To say that our country has hit a rough patch would be an understatement. We have elected a racist misogynist who is unfit to run our government, and I'm just as scared as any other Facebook pontificator, except I keep it to myself.
I swore loyalty to this country so many years ago, and no racist fear-monger can take that privilege away, but I've felt the hate firsthand, and I fear for what my immigrant parents and my future "half-breed" children will face.
But I am luckier than most. I live in southern California, and California gives me hope. Everywhere I go, I see a melting pot, an industrial mixer of people sitting and eating together. Unintentional, and a real-life version of the multiracial friend-groups manufactured for college catalogs.
Good food is one thing everyone can agree on, and noodle houses like Umenoya bring people together. No matter how bad a day is or how grim the world seems, there is always a good Spicy Tuna Bowl in the South Bay to brighten your outlook on life. The tuna is finely-chopped and heavily-sauced, but there's no days-old stench to hide. The tuna is fleshy and fresh, the sriracha is hot and sweet, and this spicy-mayo mix has perfect proportions over just-right sushi rice.
Tuna is a warm-up, and the Spicy Miso with Chashu is the main attraction. There is not a single person I know, regardless of race, who doesn't love a steaming bowl of ramen. Umenoya has one of the best bowls in the South Bay. The noodles are on the thicker, ropier side, and their broth is creamy like butter with floating fat. It's rich on the tongue, a savor like your fat-buds can't believe, but it's bearable, unlike the surfeit at Tsujita. Bean sprouts temper the texture, a child, crunchy wake-up call.

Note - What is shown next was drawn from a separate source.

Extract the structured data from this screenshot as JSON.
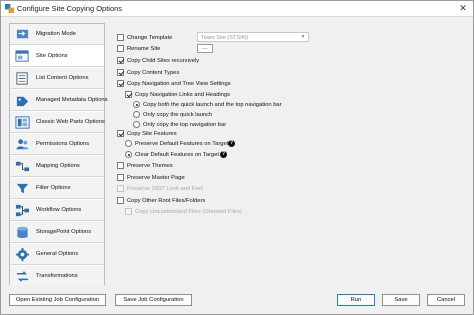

It's because of places like southern California that I know we'll be alright. This kind of diversity, this kind of acceptance and the kind of common ground found at places like Umenoya that makes me believe we can survive and eventually thrive.